“We have reason to apprehend and grow Jealous, That Men by frequenting these Stygian Tap-houses [coffee-houses] will usurp on our Prerogative of Tattling, and soon learn to excel us in Talkativeness: a Quality wherein our Sex has ever Claimed pre-eminence: For here like so many Frogs in a puddle, they sup muddy water, and murmur insignificant notes till half a dozen of them out-babble an equal number of us at a Gossiping. Though they frequently have hot Contests about most Important Subjects; as what colour the Red Sea is of; whether the Great Turk be a Lutheran or a Calvinist; who Cain‘s Father in Law was &c. yet they never fight about them with any other save our Weapon, the Tongue.
“Certainly our Countrymens’ palates are become as Fanatical as their Brains; how else is’t possible they should Apostatize from the good old primitive way of Ale-drinking, to run a whoring after such variety of destructive Foreign Liquors, to trifle away their time, scald their Chops, and spend their Money, all for a little base, black, thick, nasty, bitter, stinking, nauseous Puddle-water. Yet (as all Witches have their Charms) so this ugly Turkish Enchantress by certain Invisible Wiles attracts both Rich and Poor.

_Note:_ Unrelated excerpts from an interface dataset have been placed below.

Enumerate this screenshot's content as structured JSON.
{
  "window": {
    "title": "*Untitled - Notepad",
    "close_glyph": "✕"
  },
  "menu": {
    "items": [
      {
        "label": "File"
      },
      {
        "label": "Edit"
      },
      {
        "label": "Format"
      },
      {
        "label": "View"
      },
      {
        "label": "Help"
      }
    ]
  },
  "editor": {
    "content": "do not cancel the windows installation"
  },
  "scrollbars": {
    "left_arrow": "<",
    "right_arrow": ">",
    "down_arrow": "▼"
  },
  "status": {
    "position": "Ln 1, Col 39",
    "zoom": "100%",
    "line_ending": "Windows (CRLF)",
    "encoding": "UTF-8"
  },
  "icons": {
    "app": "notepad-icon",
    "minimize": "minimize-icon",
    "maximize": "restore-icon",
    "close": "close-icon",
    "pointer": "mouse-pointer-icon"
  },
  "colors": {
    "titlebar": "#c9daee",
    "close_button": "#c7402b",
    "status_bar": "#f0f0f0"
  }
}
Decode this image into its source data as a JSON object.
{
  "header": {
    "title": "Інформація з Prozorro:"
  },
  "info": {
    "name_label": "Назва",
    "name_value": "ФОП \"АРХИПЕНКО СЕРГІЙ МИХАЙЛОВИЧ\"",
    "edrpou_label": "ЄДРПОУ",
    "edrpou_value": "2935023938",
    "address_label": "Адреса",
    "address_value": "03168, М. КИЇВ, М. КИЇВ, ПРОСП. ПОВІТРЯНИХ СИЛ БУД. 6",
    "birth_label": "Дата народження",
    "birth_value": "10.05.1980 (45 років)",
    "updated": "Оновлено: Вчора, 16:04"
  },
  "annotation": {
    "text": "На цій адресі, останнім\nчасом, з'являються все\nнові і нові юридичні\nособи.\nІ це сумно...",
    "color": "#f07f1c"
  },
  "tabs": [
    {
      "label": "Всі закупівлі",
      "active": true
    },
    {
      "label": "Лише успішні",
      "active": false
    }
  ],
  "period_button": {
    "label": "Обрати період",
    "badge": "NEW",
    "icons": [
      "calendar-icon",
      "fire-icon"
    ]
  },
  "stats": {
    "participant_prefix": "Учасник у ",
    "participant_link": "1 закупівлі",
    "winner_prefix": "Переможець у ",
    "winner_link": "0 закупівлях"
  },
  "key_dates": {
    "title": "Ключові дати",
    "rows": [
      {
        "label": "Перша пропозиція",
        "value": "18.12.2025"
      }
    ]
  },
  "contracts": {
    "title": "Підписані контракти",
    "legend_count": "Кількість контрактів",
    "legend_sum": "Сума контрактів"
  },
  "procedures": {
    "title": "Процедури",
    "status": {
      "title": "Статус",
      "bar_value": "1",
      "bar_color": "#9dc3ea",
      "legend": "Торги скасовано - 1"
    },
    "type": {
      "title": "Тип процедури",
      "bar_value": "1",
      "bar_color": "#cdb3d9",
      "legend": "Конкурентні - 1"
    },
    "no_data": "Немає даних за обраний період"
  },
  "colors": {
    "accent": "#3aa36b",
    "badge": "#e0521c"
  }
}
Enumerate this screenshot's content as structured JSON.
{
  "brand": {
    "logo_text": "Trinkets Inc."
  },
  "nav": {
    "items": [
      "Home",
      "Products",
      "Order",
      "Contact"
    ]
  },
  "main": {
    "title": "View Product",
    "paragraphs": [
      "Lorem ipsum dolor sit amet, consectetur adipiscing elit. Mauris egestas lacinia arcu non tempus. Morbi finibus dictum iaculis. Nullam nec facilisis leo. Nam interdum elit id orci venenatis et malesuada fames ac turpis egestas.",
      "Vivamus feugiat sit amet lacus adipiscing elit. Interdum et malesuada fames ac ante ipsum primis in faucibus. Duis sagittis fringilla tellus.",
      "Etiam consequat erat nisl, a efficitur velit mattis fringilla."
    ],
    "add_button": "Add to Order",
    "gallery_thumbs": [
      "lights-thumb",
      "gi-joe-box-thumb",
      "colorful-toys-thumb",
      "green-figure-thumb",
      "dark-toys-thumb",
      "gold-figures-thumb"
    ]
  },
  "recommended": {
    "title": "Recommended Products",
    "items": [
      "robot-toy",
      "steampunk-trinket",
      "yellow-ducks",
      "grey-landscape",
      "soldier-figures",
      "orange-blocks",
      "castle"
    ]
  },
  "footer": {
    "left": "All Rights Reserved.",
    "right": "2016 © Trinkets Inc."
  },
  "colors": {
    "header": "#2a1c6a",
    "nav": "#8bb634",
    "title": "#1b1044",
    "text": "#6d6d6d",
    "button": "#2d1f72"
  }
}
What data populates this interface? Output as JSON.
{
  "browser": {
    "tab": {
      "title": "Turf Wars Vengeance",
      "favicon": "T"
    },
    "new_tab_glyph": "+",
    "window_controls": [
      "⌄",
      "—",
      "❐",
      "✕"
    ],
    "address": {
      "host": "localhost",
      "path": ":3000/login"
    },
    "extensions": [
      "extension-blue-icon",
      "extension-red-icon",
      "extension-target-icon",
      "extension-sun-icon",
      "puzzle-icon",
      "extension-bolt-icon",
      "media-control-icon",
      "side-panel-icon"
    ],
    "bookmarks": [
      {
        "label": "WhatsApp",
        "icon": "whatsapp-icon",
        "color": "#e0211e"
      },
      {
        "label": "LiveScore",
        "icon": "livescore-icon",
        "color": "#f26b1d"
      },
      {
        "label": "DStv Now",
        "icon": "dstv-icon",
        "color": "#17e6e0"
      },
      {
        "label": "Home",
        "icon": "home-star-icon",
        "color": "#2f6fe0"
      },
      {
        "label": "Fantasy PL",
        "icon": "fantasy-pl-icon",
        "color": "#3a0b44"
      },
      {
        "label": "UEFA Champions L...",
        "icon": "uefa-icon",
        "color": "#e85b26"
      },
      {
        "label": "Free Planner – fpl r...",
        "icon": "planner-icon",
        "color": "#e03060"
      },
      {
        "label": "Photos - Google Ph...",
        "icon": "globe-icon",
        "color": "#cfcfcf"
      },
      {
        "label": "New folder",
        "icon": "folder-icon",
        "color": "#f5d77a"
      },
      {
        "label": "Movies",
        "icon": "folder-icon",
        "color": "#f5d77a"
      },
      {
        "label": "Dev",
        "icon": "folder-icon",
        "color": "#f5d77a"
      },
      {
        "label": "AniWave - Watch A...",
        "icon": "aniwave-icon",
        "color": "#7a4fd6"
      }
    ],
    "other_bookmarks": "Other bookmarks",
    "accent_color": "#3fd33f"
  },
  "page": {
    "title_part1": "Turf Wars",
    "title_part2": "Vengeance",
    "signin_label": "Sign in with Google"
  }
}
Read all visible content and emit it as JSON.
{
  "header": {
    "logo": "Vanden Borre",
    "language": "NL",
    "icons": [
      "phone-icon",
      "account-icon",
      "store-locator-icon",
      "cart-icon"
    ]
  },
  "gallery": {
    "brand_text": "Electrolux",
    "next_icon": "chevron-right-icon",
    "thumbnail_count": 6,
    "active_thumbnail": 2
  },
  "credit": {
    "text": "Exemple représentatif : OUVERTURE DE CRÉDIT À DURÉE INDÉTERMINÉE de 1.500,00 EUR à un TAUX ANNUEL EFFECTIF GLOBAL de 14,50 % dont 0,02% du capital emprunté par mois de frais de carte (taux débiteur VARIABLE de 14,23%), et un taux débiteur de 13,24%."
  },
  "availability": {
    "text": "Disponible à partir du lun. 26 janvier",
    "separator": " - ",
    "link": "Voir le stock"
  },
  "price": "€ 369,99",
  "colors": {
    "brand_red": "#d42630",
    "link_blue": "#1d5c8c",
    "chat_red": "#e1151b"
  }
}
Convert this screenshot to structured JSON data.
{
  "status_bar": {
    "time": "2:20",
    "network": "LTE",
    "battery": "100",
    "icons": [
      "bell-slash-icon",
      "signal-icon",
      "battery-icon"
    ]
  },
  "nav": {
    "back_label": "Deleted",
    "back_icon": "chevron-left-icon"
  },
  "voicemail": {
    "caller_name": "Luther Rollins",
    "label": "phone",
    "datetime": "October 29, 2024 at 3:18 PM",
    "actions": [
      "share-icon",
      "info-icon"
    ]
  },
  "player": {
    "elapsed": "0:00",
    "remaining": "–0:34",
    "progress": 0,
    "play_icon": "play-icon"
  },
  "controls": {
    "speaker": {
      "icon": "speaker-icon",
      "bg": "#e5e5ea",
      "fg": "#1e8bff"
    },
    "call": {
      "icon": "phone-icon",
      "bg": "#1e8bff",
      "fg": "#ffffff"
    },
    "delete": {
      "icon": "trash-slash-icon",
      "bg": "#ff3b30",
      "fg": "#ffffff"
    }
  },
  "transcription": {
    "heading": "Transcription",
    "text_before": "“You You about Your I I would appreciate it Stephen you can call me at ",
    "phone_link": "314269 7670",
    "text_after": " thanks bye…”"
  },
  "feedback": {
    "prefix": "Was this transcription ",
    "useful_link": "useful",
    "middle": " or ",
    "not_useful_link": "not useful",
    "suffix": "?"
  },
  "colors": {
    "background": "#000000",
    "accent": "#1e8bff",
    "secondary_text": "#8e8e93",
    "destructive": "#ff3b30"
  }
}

“Wherefore to the end that our Just Rights may be restored, and all the Ancient Privileges of our Sex preserved inviolable; That our Husbands may give us some other Testimonies of their being Men, besides their Beards: That they no more run the hazard of being Cuckolded by Dildo’s: But returning to the good old strengthening Liquors of our Forefathers; that Natures Exchequer may once again be replenished, and a Race of Lusty Hero’s begot to equal the Glories of our Ancestors. We Humbly Pray that henceforth the Drinking COFFEE may on severe penalties be forbidden to all Persons under the Age of Threescore. In hopes of which Glorious Reformation, your Petitioners shall readily Prostrate themselves, and ever Pray, &c.”